::: The data
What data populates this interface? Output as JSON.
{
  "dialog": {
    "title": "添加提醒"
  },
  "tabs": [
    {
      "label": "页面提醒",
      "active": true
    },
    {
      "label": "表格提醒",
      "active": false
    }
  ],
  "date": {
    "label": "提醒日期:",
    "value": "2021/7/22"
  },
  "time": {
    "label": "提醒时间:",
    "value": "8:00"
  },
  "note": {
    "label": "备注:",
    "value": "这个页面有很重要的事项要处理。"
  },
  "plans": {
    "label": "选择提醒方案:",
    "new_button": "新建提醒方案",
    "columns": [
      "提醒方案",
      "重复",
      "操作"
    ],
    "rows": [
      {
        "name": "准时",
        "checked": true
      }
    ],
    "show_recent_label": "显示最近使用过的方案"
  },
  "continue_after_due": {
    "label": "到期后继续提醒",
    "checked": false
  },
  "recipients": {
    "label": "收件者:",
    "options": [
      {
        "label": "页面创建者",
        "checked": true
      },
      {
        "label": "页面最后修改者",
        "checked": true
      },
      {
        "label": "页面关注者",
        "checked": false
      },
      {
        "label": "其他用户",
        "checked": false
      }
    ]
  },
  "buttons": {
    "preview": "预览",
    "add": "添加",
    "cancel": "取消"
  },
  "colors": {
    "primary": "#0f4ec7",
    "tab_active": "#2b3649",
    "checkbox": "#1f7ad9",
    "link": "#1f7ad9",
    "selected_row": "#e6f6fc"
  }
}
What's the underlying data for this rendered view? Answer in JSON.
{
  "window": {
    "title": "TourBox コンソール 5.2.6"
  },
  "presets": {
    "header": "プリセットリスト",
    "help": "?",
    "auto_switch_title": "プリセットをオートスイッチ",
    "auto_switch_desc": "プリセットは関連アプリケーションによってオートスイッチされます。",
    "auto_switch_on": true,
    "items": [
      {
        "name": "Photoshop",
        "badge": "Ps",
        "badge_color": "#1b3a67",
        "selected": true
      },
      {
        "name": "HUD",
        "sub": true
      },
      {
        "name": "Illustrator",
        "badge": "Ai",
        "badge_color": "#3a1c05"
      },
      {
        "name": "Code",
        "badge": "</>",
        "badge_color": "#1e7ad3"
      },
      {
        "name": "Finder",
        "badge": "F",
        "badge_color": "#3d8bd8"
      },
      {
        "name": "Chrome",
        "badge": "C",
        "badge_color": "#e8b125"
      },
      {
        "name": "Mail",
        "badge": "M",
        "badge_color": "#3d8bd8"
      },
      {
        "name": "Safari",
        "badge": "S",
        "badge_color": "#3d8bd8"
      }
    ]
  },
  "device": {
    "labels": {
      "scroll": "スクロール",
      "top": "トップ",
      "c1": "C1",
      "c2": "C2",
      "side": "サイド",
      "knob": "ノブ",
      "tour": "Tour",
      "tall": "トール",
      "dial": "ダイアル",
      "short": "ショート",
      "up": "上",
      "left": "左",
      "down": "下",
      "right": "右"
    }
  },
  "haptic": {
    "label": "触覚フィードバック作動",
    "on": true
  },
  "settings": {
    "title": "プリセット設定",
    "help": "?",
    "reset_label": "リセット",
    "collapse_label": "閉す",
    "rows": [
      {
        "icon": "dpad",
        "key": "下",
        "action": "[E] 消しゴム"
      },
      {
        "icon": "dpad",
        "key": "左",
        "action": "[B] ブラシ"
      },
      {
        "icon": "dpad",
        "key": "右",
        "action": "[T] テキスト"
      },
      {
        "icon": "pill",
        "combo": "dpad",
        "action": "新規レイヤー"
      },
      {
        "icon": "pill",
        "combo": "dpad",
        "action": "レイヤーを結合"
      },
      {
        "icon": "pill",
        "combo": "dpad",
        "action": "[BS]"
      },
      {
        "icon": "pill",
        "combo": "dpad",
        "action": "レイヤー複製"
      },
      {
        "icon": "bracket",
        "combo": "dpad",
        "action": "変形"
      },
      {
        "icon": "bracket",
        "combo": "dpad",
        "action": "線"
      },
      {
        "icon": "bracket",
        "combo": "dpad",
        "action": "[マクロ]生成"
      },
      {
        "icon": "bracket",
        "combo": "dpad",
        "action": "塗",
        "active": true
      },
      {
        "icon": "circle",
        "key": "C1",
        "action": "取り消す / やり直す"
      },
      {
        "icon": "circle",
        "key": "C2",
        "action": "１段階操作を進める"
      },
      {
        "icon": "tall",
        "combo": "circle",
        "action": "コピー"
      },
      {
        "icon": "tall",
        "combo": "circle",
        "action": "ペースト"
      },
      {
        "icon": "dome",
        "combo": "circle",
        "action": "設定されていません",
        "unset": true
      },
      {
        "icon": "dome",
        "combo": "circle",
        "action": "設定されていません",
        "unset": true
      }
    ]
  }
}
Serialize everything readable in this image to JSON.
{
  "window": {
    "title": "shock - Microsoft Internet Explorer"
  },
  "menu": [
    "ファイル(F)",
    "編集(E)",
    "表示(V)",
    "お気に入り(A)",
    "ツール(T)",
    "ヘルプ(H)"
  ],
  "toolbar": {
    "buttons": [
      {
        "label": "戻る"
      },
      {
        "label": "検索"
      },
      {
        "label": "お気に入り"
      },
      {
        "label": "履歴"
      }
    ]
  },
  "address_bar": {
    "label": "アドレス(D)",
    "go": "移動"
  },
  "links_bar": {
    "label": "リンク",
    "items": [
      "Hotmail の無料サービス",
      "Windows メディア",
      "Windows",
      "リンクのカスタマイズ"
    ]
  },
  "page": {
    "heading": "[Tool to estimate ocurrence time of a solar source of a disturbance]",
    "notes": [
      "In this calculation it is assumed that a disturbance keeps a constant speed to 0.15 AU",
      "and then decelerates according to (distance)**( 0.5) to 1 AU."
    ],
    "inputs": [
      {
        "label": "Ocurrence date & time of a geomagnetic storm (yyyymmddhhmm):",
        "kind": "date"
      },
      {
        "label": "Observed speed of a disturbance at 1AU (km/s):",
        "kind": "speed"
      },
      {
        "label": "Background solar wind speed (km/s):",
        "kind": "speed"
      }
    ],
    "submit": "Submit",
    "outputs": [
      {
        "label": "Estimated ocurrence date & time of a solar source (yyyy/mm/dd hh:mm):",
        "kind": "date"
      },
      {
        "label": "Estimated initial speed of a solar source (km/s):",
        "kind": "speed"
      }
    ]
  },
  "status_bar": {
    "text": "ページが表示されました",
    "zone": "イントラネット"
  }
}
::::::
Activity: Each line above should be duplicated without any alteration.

Output of the task:
What data populates this interface? Output as JSON.
{
  "dialog": {
    "title": "添加提醒"
  },
  "tabs": [
    {
      "label": "页面提醒",
      "active": true
    },
    {
      "label": "表格提醒",
      "active": false
    }
  ],
  "date": {
    "label": "提醒日期:",
    "value": "2021/7/22"
  },
  "time": {
    "label": "提醒时间:",
    "value": "8:00"
  },
  "note": {
    "label": "备注:",
    "value": "这个页面有很重要的事项要处理。"
  },
  "plans": {
    "label": "选择提醒方案:",
    "new_button": "新建提醒方案",
    "columns": [
      "提醒方案",
      "重复",
      "操作"
    ],
    "rows": [
      {
        "name": "准时",
        "checked": true
      }
    ],
    "show_recent_label": "显示最近使用过的方案"
  },
  "continue_after_due": {
    "label": "到期后继续提醒",
    "checked": false
  },
  "recipients": {
    "label": "收件者:",
    "options": [
      {
        "label": "页面创建者",
        "checked": true
      },
      {
        "label": "页面最后修改者",
        "checked": true
      },
      {
        "label": "页面关注者",
        "checked": false
      },
      {
        "label": "其他用户",
        "checked": false
      }
    ]
  },
  "buttons": {
    "preview": "预览",
    "add": "添加",
    "cancel": "取消"
  },
  "colors": {
    "primary": "#0f4ec7",
    "tab_active": "#2b3649",
    "checkbox": "#1f7ad9",
    "link": "#1f7ad9",
    "selected_row": "#e6f6fc"
  }
}
What's the underlying data for this rendered view? Answer in JSON.
{
  "window": {
    "title": "TourBox コンソール 5.2.6"
  },
  "presets": {
    "header": "プリセットリスト",
    "help": "?",
    "auto_switch_title": "プリセットをオートスイッチ",
    "auto_switch_desc": "プリセットは関連アプリケーションによってオートスイッチされます。",
    "auto_switch_on": true,
    "items": [
      {
        "name": "Photoshop",
        "badge": "Ps",
        "badge_color": "#1b3a67",
        "selected": true
      },
      {
        "name": "HUD",
        "sub": true
      },
      {
        "name": "Illustrator",
        "badge": "Ai",
        "badge_color": "#3a1c05"
      },
      {
        "name": "Code",
        "badge": "</>",
        "badge_color": "#1e7ad3"
      },
      {
        "name": "Finder",
        "badge": "F",
        "badge_color": "#3d8bd8"
      },
      {
        "name": "Chrome",
        "badge": "C",
        "badge_color": "#e8b125"
      },
      {
        "name": "Mail",
        "badge": "M",
        "badge_color": "#3d8bd8"
      },
      {
        "name": "Safari",
        "badge": "S",
        "badge_color": "#3d8bd8"
      }
    ]
  },
  "device": {
    "labels": {
      "scroll": "スクロール",
      "top": "トップ",
      "c1": "C1",
      "c2": "C2",
      "side": "サイド",
      "knob": "ノブ",
      "tour": "Tour",
      "tall": "トール",
      "dial": "ダイアル",
      "short": "ショート",
      "up": "上",
      "left": "左",
      "down": "下",
      "right": "右"
    }
  },
  "haptic": {
    "label": "触覚フィードバック作動",
    "on": true
  },
  "settings": {
    "title": "プリセット設定",
    "help": "?",
    "reset_label": "リセット",
    "collapse_label": "閉す",
    "rows": [
      {
        "icon": "dpad",
        "key": "下",
        "action": "[E] 消しゴム"
      },
      {
        "icon": "dpad",
        "key": "左",
        "action": "[B] ブラシ"
      },
      {
        "icon": "dpad",
        "key": "右",
        "action": "[T] テキスト"
      },
      {
        "icon": "pill",
        "combo": "dpad",
        "action": "新規レイヤー"
      },
      {
        "icon": "pill",
        "combo": "dpad",
        "action": "レイヤーを結合"
      },
      {
        "icon": "pill",
        "combo": "dpad",
        "action": "[BS]"
      },
      {
        "icon": "pill",
        "combo": "dpad",
        "action": "レイヤー複製"
      },
      {
        "icon": "bracket",
        "combo": "dpad",
        "action": "変形"
      },
      {
        "icon": "bracket",
        "combo": "dpad",
        "action": "線"
      },
      {
        "icon": "bracket",
        "combo": "dpad",
        "action": "[マクロ]生成"
      },
      {
        "icon": "bracket",
        "combo": "dpad",
        "action": "塗",
        "active": true
      },
      {
        "icon": "circle",
        "key": "C1",
        "action": "取り消す / やり直す"
      },
      {
        "icon": "circle",
        "key": "C2",
        "action": "１段階操作を進める"
      },
      {
        "icon": "tall",
        "combo": "circle",
        "action": "コピー"
      },
      {
        "icon": "tall",
        "combo": "circle",
        "action": "ペースト"
      },
      {
        "icon": "dome",
        "combo": "circle",
        "action": "設定されていません",
        "unset": true
      },
      {
        "icon": "dome",
        "combo": "circle",
        "action": "設定されていません",
        "unset": true
      }
    ]
  }
}
Serialize everything readable in this image to JSON.
{
  "window": {
    "title": "shock - Microsoft Internet Explorer"
  },
  "menu": [
    "ファイル(F)",
    "編集(E)",
    "表示(V)",
    "お気に入り(A)",
    "ツール(T)",
    "ヘルプ(H)"
  ],
  "toolbar": {
    "buttons": [
      {
        "label": "戻る"
      },
      {
        "label": "検索"
      },
      {
        "label": "お気に入り"
      },
      {
        "label": "履歴"
      }
    ]
  },
  "address_bar": {
    "label": "アドレス(D)",
    "go": "移動"
  },
  "links_bar": {
    "label": "リンク",
    "items": [
      "Hotmail の無料サービス",
      "Windows メディア",
      "Windows",
      "リンクのカスタマイズ"
    ]
  },
  "page": {
    "heading": "[Tool to estimate ocurrence time of a solar source of a disturbance]",
    "notes": [
      "In this calculation it is assumed that a disturbance keeps a constant speed to 0.15 AU",
      "and then decelerates according to (distance)**( 0.5) to 1 AU."
    ],
    "inputs": [
      {
        "label": "Ocurrence date & time of a geomagnetic storm (yyyymmddhhmm):",
        "kind": "date"
      },
      {
        "label": "Observed speed of a disturbance at 1AU (km/s):",
        "kind": "speed"
      },
      {
        "label": "Background solar wind speed (km/s):",
        "kind": "speed"
      }
    ],
    "submit": "Submit",
    "outputs": [
      {
        "label": "Estimated ocurrence date & time of a solar source (yyyy/mm/dd hh:mm):",
        "kind": "date"
      },
      {
        "label": "Estimated initial speed of a solar source (km/s):",
        "kind": "speed"
      }
    ]
  },
  "status_bar": {
    "text": "ページが表示されました",
    "zone": "イントラネット"
  }
}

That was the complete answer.